### Given records
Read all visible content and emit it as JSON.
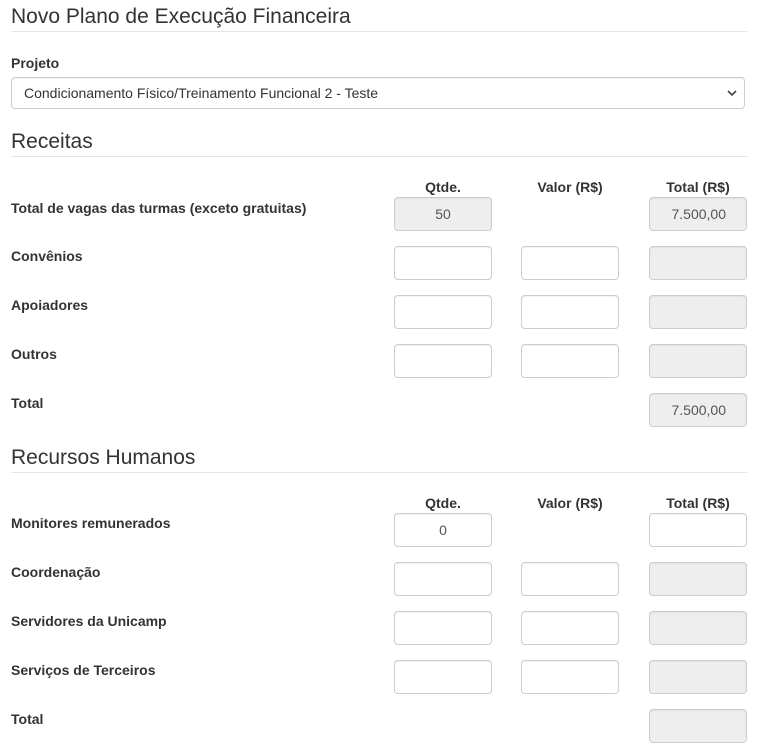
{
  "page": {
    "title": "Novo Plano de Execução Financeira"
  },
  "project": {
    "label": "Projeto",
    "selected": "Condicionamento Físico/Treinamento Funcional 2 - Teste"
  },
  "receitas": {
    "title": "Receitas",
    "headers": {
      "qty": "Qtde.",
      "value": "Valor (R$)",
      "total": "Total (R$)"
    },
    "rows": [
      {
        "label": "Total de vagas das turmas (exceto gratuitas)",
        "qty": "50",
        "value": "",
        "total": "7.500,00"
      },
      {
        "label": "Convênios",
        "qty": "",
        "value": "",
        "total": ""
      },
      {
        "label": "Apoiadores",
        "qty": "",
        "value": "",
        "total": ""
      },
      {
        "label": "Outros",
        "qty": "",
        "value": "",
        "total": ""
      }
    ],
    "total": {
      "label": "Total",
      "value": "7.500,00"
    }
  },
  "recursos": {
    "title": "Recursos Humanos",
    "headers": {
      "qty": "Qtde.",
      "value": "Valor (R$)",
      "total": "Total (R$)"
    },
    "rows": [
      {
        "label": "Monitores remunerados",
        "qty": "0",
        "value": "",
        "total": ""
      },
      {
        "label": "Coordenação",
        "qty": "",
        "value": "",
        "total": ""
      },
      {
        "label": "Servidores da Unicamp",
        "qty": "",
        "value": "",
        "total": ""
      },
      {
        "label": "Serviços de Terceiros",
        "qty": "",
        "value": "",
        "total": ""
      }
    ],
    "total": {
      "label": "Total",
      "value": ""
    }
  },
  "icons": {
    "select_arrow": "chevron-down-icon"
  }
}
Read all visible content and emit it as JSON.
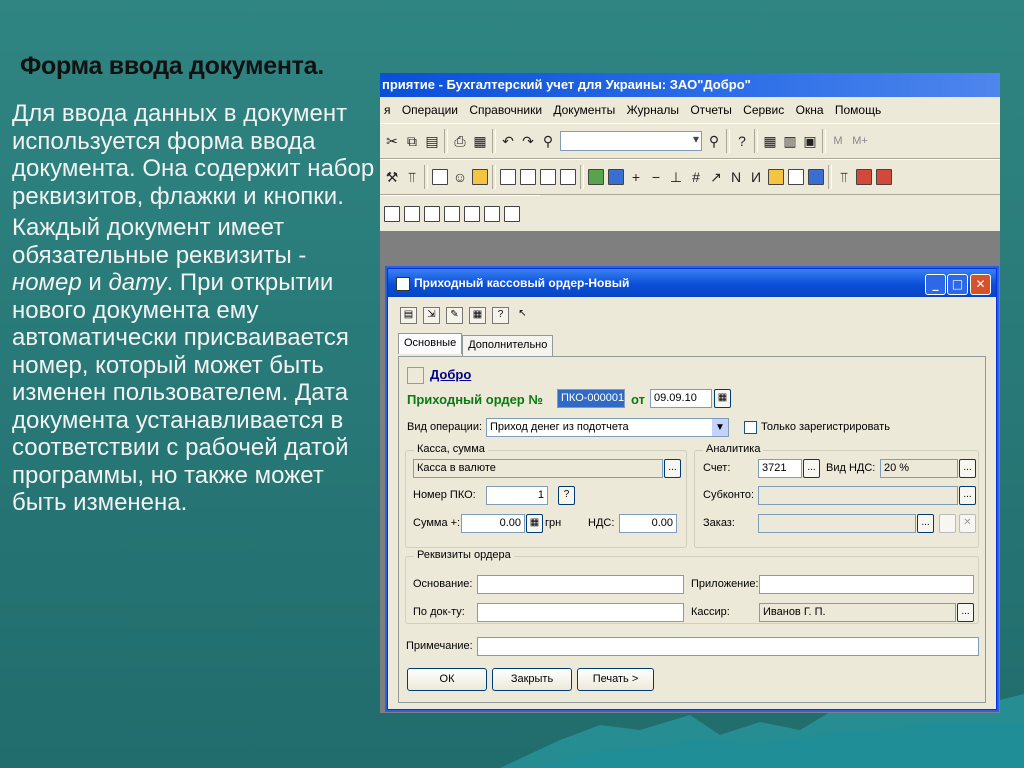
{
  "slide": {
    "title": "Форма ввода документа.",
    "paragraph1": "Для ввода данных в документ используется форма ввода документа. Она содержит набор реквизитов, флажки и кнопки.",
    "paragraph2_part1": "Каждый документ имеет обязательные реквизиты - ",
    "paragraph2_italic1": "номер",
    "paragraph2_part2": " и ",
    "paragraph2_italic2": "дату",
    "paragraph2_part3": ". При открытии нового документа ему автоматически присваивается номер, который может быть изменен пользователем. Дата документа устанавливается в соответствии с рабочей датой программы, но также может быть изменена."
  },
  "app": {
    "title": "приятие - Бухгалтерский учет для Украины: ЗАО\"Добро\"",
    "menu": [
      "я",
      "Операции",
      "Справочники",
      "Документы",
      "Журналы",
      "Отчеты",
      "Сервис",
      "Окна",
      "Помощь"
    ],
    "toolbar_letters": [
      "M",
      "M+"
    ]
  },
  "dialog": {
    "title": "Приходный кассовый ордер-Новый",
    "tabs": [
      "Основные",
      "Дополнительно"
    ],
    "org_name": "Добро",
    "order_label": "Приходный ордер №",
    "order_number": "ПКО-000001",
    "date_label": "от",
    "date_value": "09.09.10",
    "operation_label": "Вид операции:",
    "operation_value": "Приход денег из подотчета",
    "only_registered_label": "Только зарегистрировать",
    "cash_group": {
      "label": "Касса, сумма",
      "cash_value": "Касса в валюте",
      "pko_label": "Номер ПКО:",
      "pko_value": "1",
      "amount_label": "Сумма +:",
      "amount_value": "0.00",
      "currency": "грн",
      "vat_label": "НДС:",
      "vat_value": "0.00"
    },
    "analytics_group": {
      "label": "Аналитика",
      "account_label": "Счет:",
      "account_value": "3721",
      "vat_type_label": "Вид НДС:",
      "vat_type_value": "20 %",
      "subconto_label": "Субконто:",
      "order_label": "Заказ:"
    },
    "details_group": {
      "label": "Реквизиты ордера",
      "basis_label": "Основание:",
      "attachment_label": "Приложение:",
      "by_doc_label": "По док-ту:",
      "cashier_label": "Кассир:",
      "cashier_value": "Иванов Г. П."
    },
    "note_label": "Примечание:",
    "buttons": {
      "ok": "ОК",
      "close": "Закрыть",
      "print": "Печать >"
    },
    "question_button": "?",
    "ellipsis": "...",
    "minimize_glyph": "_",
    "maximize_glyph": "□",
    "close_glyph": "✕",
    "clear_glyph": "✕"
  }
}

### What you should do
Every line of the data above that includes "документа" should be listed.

### Expected answer
    "title": "Форма ввода документа.",
    "paragraph1": "Для ввода данных в документ используется форма ввода документа. Она содержит набор реквизитов, флажки и кнопки.",
    "paragraph2_part3": ". При открытии нового документа ему автоматически присваивается номер, который может быть изменен пользователем. Дата документа устанавливается в соответствии с рабочей датой программы, но также может быть изменена."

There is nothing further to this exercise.